- [Your task] Wherever a line in the data below holds "Dysart", copy that line.

•••

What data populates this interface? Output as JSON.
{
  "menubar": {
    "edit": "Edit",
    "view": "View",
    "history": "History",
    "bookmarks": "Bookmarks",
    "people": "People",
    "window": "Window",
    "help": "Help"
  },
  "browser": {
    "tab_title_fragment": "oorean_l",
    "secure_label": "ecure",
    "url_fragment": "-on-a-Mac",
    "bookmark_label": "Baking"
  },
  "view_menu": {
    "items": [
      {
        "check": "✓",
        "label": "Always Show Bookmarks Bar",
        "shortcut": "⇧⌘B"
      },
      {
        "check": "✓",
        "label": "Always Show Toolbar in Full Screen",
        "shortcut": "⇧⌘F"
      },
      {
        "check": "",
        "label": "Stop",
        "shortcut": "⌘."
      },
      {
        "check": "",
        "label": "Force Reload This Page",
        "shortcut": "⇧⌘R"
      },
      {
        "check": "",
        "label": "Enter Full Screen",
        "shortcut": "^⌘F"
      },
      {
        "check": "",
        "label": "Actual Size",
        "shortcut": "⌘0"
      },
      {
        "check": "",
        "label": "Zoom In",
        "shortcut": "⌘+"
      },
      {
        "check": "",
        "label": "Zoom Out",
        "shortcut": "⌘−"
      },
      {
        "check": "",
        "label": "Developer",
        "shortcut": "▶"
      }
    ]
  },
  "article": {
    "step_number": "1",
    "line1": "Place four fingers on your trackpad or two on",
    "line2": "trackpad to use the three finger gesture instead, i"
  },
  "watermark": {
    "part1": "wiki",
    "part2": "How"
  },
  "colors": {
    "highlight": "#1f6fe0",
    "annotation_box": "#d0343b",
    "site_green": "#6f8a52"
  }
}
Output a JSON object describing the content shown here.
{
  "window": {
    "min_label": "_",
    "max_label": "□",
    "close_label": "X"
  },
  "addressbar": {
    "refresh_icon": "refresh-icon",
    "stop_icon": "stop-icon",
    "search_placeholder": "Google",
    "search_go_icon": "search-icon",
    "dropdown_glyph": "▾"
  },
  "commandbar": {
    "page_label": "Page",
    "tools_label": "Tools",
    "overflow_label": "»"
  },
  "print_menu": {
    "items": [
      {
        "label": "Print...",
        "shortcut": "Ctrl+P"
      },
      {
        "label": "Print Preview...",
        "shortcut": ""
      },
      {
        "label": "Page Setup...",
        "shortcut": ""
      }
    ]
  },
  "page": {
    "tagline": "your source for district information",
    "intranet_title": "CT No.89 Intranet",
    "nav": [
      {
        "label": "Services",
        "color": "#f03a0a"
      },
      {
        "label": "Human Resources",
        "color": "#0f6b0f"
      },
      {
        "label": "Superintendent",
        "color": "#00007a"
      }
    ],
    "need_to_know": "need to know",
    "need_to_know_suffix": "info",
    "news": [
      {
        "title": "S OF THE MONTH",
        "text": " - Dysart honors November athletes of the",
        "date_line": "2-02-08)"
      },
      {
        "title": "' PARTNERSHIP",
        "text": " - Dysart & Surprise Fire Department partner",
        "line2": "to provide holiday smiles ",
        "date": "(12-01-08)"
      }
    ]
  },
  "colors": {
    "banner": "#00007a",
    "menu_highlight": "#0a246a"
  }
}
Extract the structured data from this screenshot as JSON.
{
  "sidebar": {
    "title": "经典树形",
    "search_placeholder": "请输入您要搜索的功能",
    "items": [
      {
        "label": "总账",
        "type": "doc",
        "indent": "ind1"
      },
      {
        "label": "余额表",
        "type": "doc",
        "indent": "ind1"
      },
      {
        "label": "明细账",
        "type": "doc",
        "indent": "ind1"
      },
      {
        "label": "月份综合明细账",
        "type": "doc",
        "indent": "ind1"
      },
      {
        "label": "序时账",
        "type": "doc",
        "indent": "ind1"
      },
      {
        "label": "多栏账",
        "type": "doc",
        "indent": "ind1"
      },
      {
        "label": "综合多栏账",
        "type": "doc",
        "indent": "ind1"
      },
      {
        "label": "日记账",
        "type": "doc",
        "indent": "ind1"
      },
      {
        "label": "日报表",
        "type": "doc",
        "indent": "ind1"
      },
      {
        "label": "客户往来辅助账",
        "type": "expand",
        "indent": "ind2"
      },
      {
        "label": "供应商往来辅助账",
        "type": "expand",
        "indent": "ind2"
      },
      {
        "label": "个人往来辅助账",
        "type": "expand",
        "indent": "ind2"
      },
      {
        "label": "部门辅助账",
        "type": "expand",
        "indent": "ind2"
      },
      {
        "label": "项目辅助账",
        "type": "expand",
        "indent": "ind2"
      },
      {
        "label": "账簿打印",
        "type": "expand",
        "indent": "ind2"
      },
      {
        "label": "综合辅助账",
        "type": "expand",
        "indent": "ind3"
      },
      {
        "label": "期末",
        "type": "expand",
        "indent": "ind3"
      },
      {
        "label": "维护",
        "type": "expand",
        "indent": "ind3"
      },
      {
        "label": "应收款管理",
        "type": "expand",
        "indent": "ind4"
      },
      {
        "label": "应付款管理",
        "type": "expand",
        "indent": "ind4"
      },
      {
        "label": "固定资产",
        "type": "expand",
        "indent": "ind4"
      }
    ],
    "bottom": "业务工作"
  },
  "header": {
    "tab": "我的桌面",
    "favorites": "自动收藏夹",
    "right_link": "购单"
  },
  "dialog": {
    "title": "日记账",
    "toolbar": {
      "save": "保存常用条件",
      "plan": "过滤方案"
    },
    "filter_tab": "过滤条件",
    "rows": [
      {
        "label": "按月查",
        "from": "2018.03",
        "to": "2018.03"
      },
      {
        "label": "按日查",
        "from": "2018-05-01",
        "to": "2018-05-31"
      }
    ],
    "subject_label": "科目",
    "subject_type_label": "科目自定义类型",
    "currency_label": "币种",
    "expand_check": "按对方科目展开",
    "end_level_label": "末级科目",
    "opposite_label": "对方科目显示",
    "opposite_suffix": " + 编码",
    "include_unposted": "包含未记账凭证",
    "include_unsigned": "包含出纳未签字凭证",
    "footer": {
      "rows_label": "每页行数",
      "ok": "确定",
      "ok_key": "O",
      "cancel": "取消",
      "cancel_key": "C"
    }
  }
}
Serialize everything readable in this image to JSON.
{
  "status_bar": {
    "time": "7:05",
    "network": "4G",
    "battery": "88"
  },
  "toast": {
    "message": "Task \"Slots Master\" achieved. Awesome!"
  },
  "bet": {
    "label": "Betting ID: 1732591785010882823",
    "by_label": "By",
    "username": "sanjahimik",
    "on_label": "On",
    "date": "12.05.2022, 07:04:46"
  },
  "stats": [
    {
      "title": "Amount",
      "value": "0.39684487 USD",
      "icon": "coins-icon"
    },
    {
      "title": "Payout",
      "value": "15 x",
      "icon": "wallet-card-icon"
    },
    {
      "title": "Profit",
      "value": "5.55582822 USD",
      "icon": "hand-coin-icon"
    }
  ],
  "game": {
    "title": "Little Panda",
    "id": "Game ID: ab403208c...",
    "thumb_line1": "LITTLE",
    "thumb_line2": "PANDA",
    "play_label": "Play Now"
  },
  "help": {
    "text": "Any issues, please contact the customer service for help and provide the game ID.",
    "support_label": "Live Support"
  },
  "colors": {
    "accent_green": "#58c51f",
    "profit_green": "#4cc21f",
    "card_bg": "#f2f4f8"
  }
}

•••

- [Response below]
        "text": " - Dysart honors November athletes of the",
        "text": " - Dysart & Surprise Fire Department partner",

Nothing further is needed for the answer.